The Duchess of Cambridge has been reunited with two Holocaust survivors she photographed last year.
After she officially opened two new galleries charting the story of the Holocaust and the Second World War at the Imperial War Museum in London, Kate met with Stephen Frank and Yvonne Bernstein, who had both posed with their grandchildren when she photographed them as part of the Generations: Portrait Of Holocaust Survivors project to mark 75 years since the end of the Holocaust.
As she greeted Mr Frank and his granddaughters, he swept her into a hug and she thanked him for “trusting” her to take his photo.
She said: “I loved the items you chose and the colours. Thank you for your time. You were good sitters.
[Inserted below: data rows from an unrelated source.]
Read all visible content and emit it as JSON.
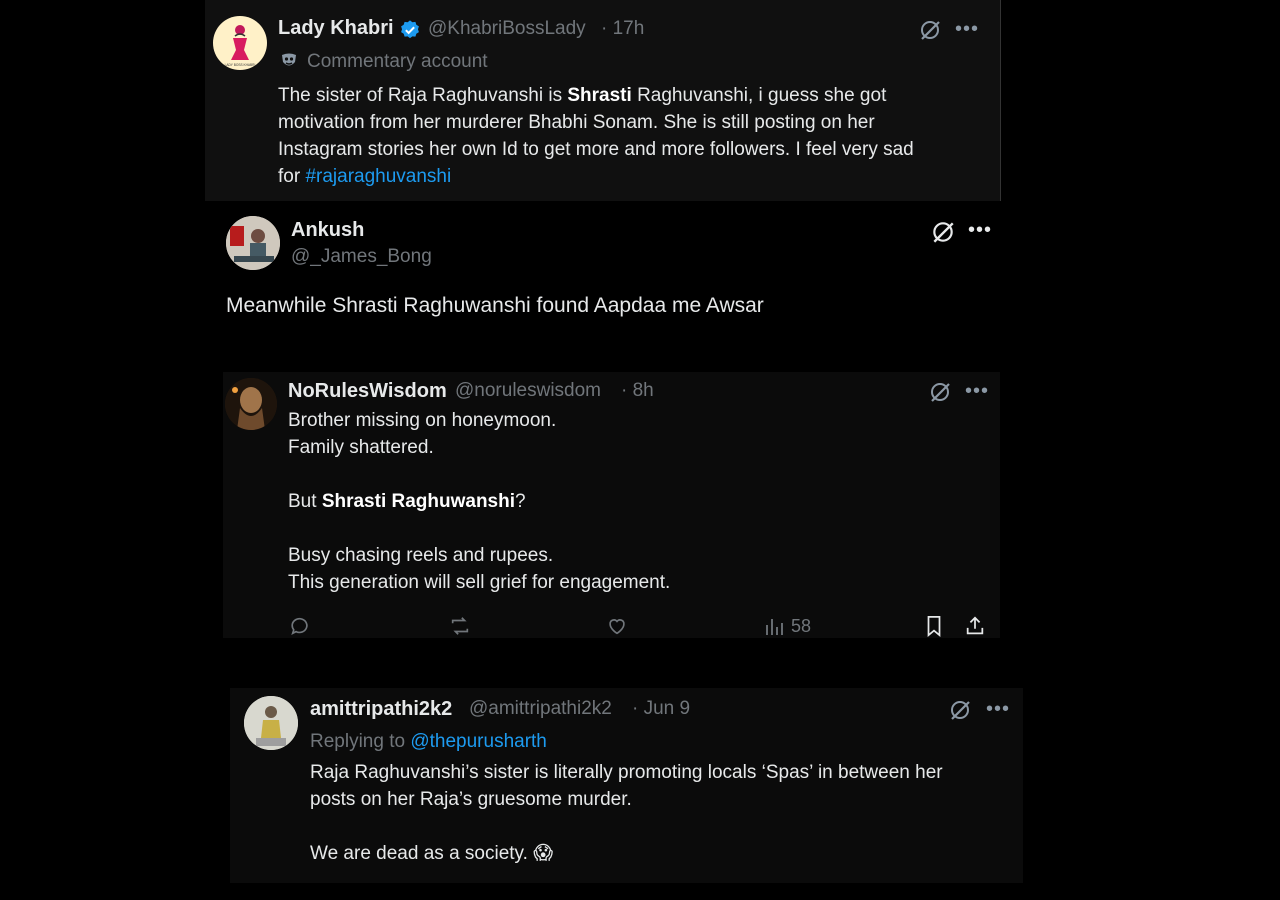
{
  "tweets": [
    {
      "name": "Lady Khabri",
      "handle": "@KhabriBossLady",
      "time": "· 17h",
      "label_icon": "commentary-mask-icon",
      "label": "Commentary account",
      "text_parts": [
        "The sister of Raja Raghuvanshi is ",
        "Shrasti",
        " Raghuvanshi, i guess she got\nmotivation from her murderer Bhabhi Sonam. She is still posting on her\nInstagram stories her own Id to get more and more followers.  I feel very sad\nfor ",
        "#rajaraghuvanshi"
      ],
      "avatar_caption": "LADY BOSS KHABRI"
    },
    {
      "name": "Ankush",
      "handle": "@_James_Bong",
      "text": "Meanwhile Shrasti Raghuwanshi found Aapdaa me Awsar"
    },
    {
      "name": "NoRulesWisdom",
      "handle": "@noruleswisdom",
      "time": "· 8h",
      "text_parts": [
        "Brother missing on honeymoon.\nFamily shattered.\n\nBut ",
        "Shrasti Raghuwanshi",
        "?\n\nBusy chasing reels and rupees.\nThis generation will sell grief for engagement."
      ],
      "views": "58"
    },
    {
      "name": "amittripathi2k2",
      "handle": "@amittripathi2k2",
      "time": "· Jun 9",
      "replying_prefix": "Replying to ",
      "replying_to": "@thepurusharth",
      "text": "Raja Raghuvanshi’s sister is literally promoting locals ‘Spas’ in between her\nposts on her Raja’s gruesome murder.\n\nWe are dead as a society. 😱"
    }
  ],
  "colors": {
    "accent": "#1d9bf0",
    "verified": "#1d9bf0",
    "muted": "#71767b"
  }
}
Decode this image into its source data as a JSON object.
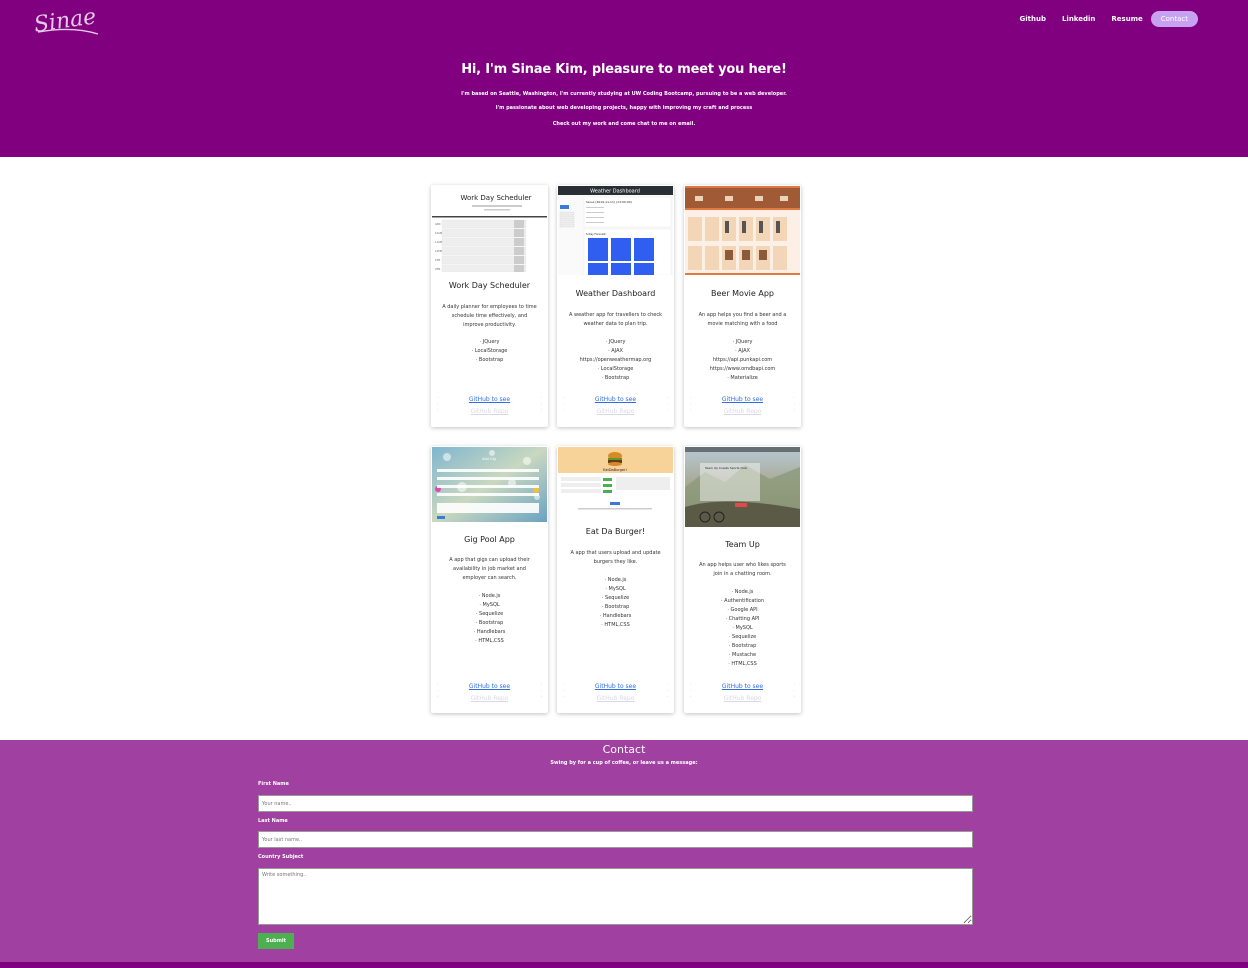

Seeing this really brings back such special memories.
“We need to tell your stories.
“That is what is so powerful about this project, the generational nature of it and the handover of stories.”
She was asked by Mrs Bernstein if she got chance to see much of her children as a young, working mother, to which she replied: “All the time.
“They’re my priority.”
The duchess also spoke with another survivor who had his picture taken by another photographer for the project.
John Hajdu MBE told her how his childhood teddy bear that was also featured in the portrait had been with him since the onslaught of the Nazis, through his stay in the Budapest ghetto and later under Soviet occupation.
The duchess said: “And teddy was with you all the time. Wow, goodness me, what a story.
“I hope parents explain these stories to their children to ensure it never happens again.
“What I love is the personal stories, told in context, like your teddy.”
Mr Hajdu said later: “I am living history and very happy to be here.
“I had only had a chance to grab two things when we left and one was teddy.”
The duchess also viewed the museum’s Second World War Galleries, which display over 1,500 items from 80 countries to bring to life how the conflict impacted many millions of people and toured the new Holocaust Galleries.
She said: “It’s the stories that mean most to me.”
As she looked at photographs telling the life of pre-war Jewish communities living under Nazi rule, the duchess said: “At the time would they have known? (What was to follow).”
Karen Pollock CBE, chief executive of Holocaust Educational Trust, said: “The new Holocaust galleries at the Imperial War Museum play a leading role in this country, teaching future generations about the horrors of Europe’s past.
“The Duchess of Cambridge’s presence demonstrates yet again the importance of educating about the Holocaust and her clear personal dedication to our cause.
“We could not be more grateful.”